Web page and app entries
=-=-=-=-=

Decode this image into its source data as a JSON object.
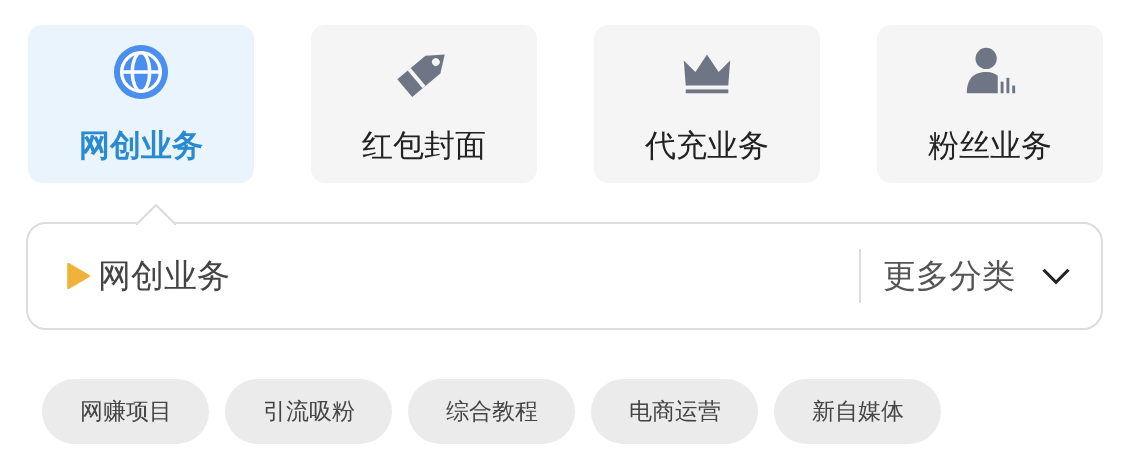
{
  "categories": [
    {
      "label": "网创业务",
      "selected": true
    },
    {
      "label": "红包封面",
      "selected": false
    },
    {
      "label": "代充业务",
      "selected": false
    },
    {
      "label": "粉丝业务",
      "selected": false
    }
  ],
  "current": {
    "label": "网创业务",
    "more": "更多分类"
  },
  "tags": [
    "网赚项目",
    "引流吸粉",
    "综合教程",
    "电商运营",
    "新自媒体"
  ]
}
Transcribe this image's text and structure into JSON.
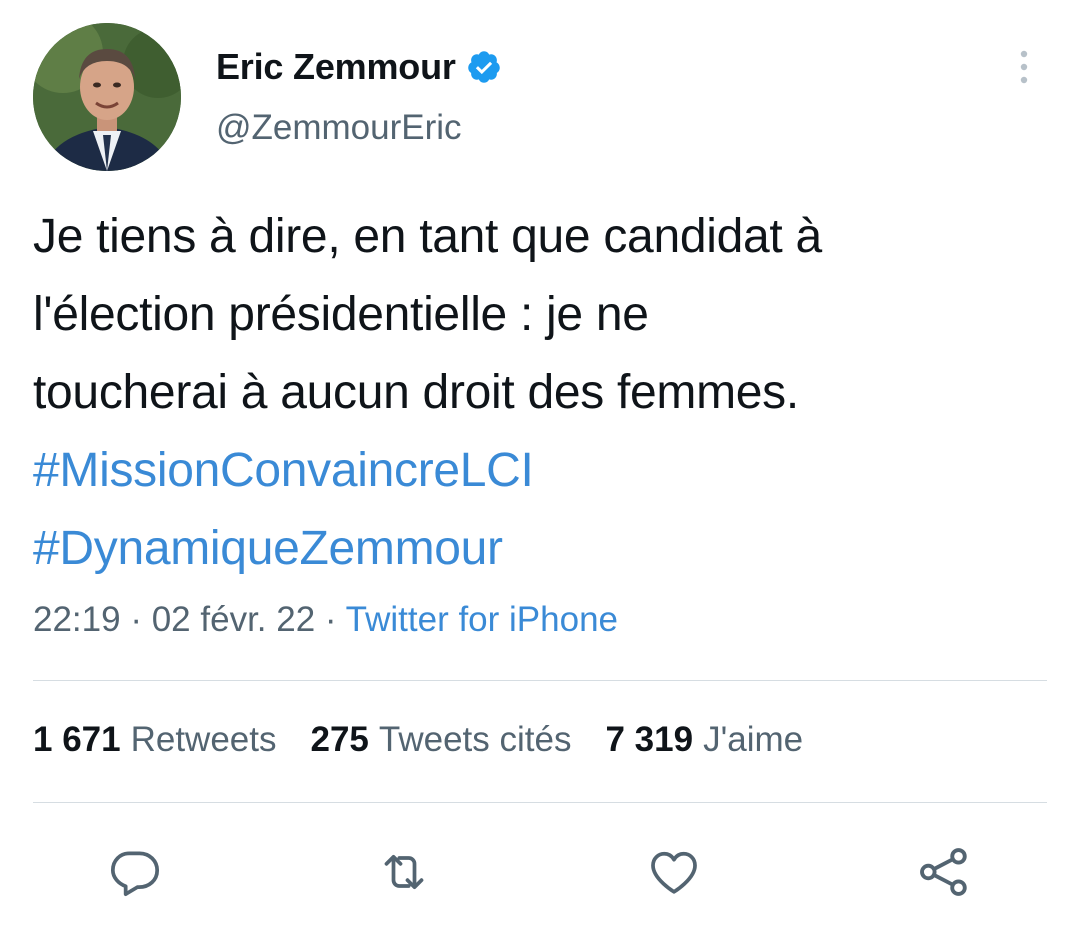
{
  "author": {
    "display_name": "Eric Zemmour",
    "handle": "@ZemmourEric",
    "verified": true
  },
  "tweet": {
    "text_lines": [
      "Je tiens à dire, en tant que candidat à",
      "l'élection présidentielle : je ne",
      "toucherai à aucun droit des femmes."
    ],
    "hashtags": [
      "#MissionConvaincreLCI",
      "#DynamiqueZemmour"
    ],
    "time": "22:19",
    "date": "02 févr. 22",
    "separator": "·",
    "source": "Twitter for iPhone"
  },
  "stats": {
    "retweets_count": "1 671",
    "retweets_label": "Retweets",
    "quotes_count": "275",
    "quotes_label": "Tweets cités",
    "likes_count": "7 319",
    "likes_label": "J'aime"
  },
  "actions": {
    "reply_icon": "reply-icon",
    "retweet_icon": "retweet-icon",
    "like_icon": "heart-icon",
    "share_icon": "share-icon"
  },
  "colors": {
    "text": "#0f1419",
    "secondary": "#536471",
    "link": "#3a8ad6",
    "verified": "#1d9bf0",
    "divider": "#d6dde2"
  }
}
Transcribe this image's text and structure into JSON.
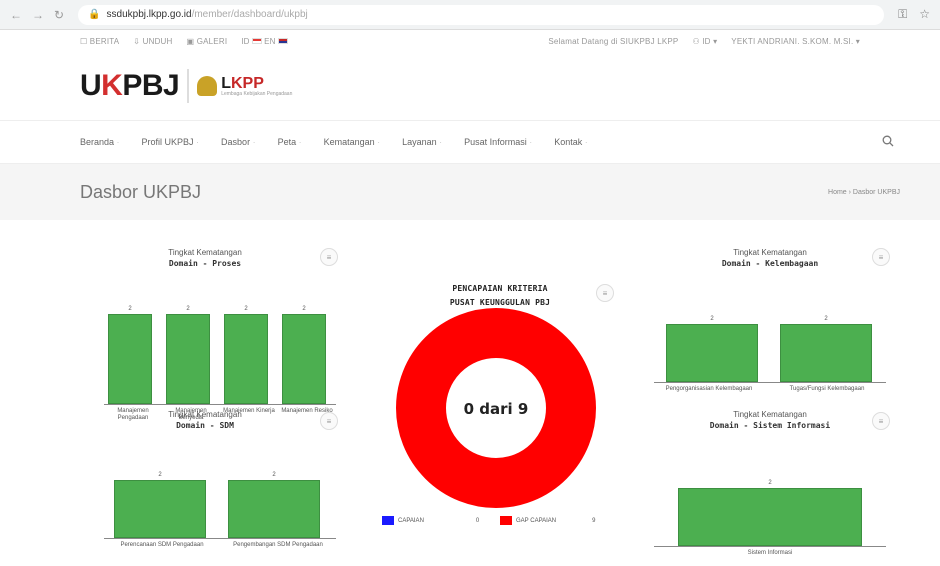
{
  "browser": {
    "url_host": "ssdukpbj.lkpp.go.id",
    "url_path": "/member/dashboard/ukpbj"
  },
  "topbar": {
    "berita": "☐ BERITA",
    "unduh": "⇩ UNDUH",
    "galeri": "▣ GALERI",
    "lang": "ID",
    "lang2": "EN",
    "welcome": "Selamat Datang di SIUKPBJ LKPP",
    "account_menu": "⚇ ID ▾",
    "user": "YEKTI ANDRIANI. S.KOM. M.SI. ▾"
  },
  "logo": {
    "ukpbj_u": "U",
    "ukpbj_k": "K",
    "ukpbj_rest": "PBJ",
    "lkpp_l": "L",
    "lkpp_kpp": "KPP",
    "lkpp_sub": "Lembaga Kebijakan Pengadaan"
  },
  "nav": {
    "items": [
      "Beranda",
      "Profil UKPBJ",
      "Dasbor",
      "Peta",
      "Kematangan",
      "Layanan",
      "Pusat Informasi",
      "Kontak"
    ],
    "search_icon": "search-icon"
  },
  "title": {
    "page_title": "Dasbor UKPBJ",
    "breadcrumb": "Home › Dasbor UKPBJ"
  },
  "menu_glyph": "≡",
  "panels": {
    "proses": {
      "title": "Tingkat Kematangan",
      "subtitle": "Domain - Proses",
      "chart": {
        "type": "bar",
        "categories": [
          "Manajemen Pengadaan",
          "Manajemen Penyedia",
          "Manajemen Kinerja",
          "Manajemen Resiko"
        ],
        "values": [
          2,
          2,
          2,
          2
        ],
        "value_labels": [
          "2",
          "2",
          "2",
          "2"
        ],
        "ylim": [
          0,
          2
        ]
      }
    },
    "sdm": {
      "title": "Tingkat Kematangan",
      "subtitle": "Domain - SDM",
      "chart": {
        "type": "bar",
        "categories": [
          "Perencanaan SDM Pengadaan",
          "Pengembangan SDM Pengadaan"
        ],
        "values": [
          2,
          2
        ],
        "value_labels": [
          "2",
          "2"
        ],
        "ylim": [
          0,
          2
        ]
      }
    },
    "kelembagaan": {
      "title": "Tingkat Kematangan",
      "subtitle": "Domain - Kelembagaan",
      "chart": {
        "type": "bar",
        "categories": [
          "Pengorganisasian Kelembagaan",
          "Tugas/Fungsi Kelembagaan"
        ],
        "values": [
          2,
          2
        ],
        "value_labels": [
          "2",
          "2"
        ],
        "ylim": [
          0,
          2
        ]
      }
    },
    "sistem": {
      "title": "Tingkat Kematangan",
      "subtitle": "Domain - Sistem Informasi",
      "chart": {
        "type": "bar",
        "categories": [
          "Sistem Informasi"
        ],
        "values": [
          2
        ],
        "value_labels": [
          "2"
        ],
        "ylim": [
          0,
          2
        ]
      }
    },
    "kriteria": {
      "title_line1": "PENCAPAIAN KRITERIA",
      "title_line2": "PUSAT KEUNGGULAN PBJ",
      "center": "0 dari 9",
      "chart": {
        "type": "pie",
        "categories": [
          "CAPAIAN",
          "GAP CAPAIAN"
        ],
        "values": [
          0,
          9
        ],
        "value_labels": [
          "0",
          "9"
        ],
        "colors": [
          "#1a1aff",
          "#ff0000"
        ]
      }
    }
  },
  "colors": {
    "bar": "#4caf50",
    "donut_gap": "#ff0000",
    "donut_capaian": "#1a1aff"
  }
}
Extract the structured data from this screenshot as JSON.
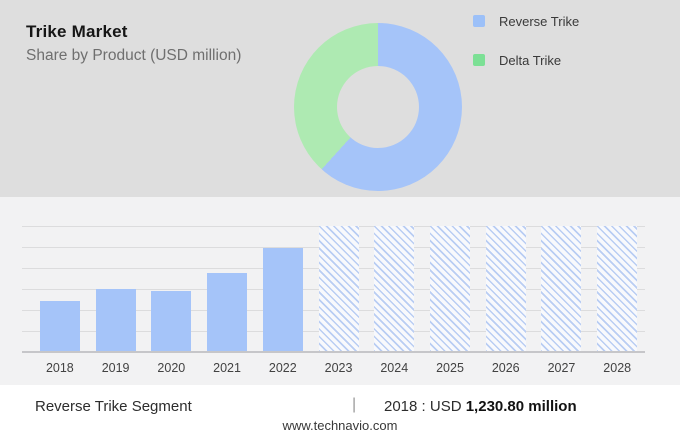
{
  "header": {
    "title": "Trike Market",
    "subtitle": "Share by Product (USD million)",
    "legend": [
      {
        "label": "Reverse Trike",
        "swatch_color": "#9cc0f8"
      },
      {
        "label": "Delta Trike",
        "swatch_color": "#7ce095"
      }
    ]
  },
  "chart_data": [
    {
      "type": "pie",
      "subtype": "donut",
      "title": "Share by Product (USD million)",
      "labels": [
        "Reverse Trike",
        "Delta Trike"
      ],
      "values_pct": [
        61.7,
        38.3
      ],
      "colors": [
        "#a5c4f9",
        "#aeeab2"
      ],
      "start_angle_deg": 0,
      "legend_position": "right",
      "hole_ratio": 0.49
    },
    {
      "type": "bar",
      "title": "Trike Market by year (actual 2018-2022, forecast 2023-2028)",
      "categories": [
        "2018",
        "2019",
        "2020",
        "2021",
        "2022",
        "2023",
        "2024",
        "2025",
        "2026",
        "2027",
        "2028"
      ],
      "bar_color": "#a5c4f9",
      "forecast_style": "diagonal-hatch-full-height",
      "gridlines": true,
      "y_axis_labels": false,
      "known_points": {
        "2018": "USD 1,230.80 million"
      },
      "bars": [
        {
          "year": "2018",
          "height_pct": 40.5,
          "forecast": false
        },
        {
          "year": "2019",
          "height_pct": 50.0,
          "forecast": false
        },
        {
          "year": "2020",
          "height_pct": 48.4,
          "forecast": false
        },
        {
          "year": "2021",
          "height_pct": 62.7,
          "forecast": false
        },
        {
          "year": "2022",
          "height_pct": 82.5,
          "forecast": false
        },
        {
          "year": "2023",
          "height_pct": 100,
          "forecast": true
        },
        {
          "year": "2024",
          "height_pct": 100,
          "forecast": true
        },
        {
          "year": "2025",
          "height_pct": 100,
          "forecast": true
        },
        {
          "year": "2026",
          "height_pct": 100,
          "forecast": true
        },
        {
          "year": "2027",
          "height_pct": 100,
          "forecast": true
        },
        {
          "year": "2028",
          "height_pct": 100,
          "forecast": true
        }
      ]
    }
  ],
  "footer": {
    "segment_label": "Reverse Trike Segment",
    "separator": "|",
    "stat_prefix": "2018 : USD",
    "stat_value": "1,230.80 million",
    "website": "www.technavio.com"
  }
}
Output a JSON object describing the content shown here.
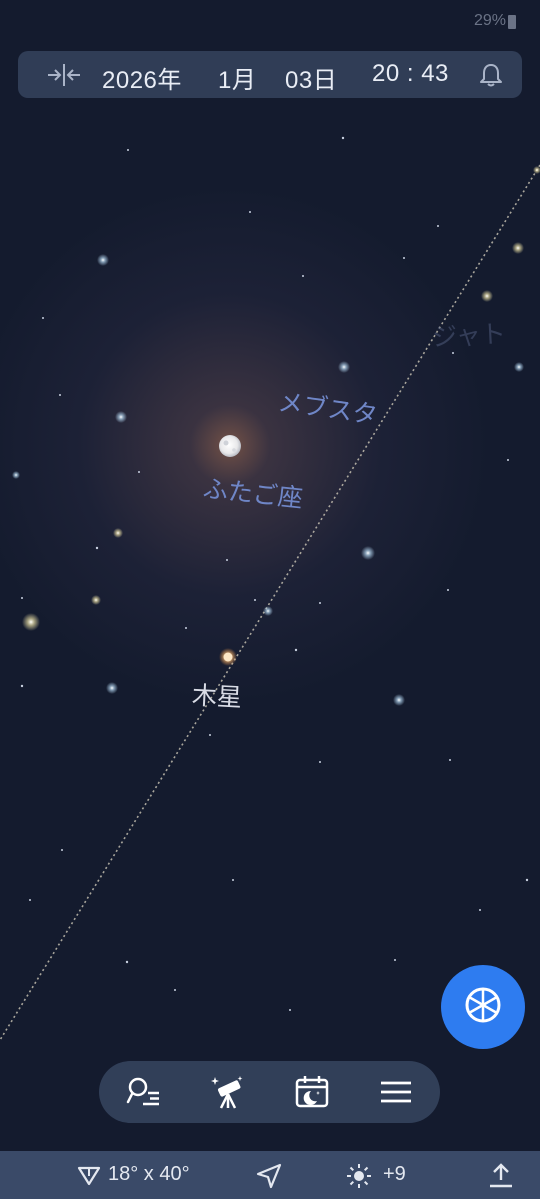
{
  "status_bar": {
    "battery": "29%"
  },
  "date_bar": {
    "year": "2026年",
    "month": "1月",
    "day": "03日",
    "time": "20 : 43"
  },
  "sky_labels": {
    "constellation_gemini": "ふたご座",
    "star_mebsuta": "メブスタ",
    "planet_jupiter": "木星",
    "faded_label": "ジャト"
  },
  "bottom_bar": {
    "field_of_view": "18° x 40°",
    "brightness": "+9"
  },
  "icons": {
    "collapse": "collapse-arrows-icon",
    "bell": "bell-icon",
    "fab": "wheel-icon",
    "search": "search-list-icon",
    "telescope": "telescope-icon",
    "calendar": "calendar-night-icon",
    "menu": "hamburger-menu-icon",
    "fov": "fov-triangle-icon",
    "navigate": "navigation-arrow-icon",
    "sun": "sun-brightness-icon",
    "share": "upload-share-icon"
  },
  "colors": {
    "sky": "#141b2e",
    "accent": "#2e7cf0",
    "constellation_label": "#6f86c7",
    "bar": "#34425c"
  }
}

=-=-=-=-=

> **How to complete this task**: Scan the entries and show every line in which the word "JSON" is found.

> **Result for this task**:
Decode this image into its source data as a JSON object.
Transcribe this image's text and structure into JSON.
Transcribe this image's text and structure into JSON.
Extract the structured data from this screenshot as JSON.
Output a JSON object describing the content shown here.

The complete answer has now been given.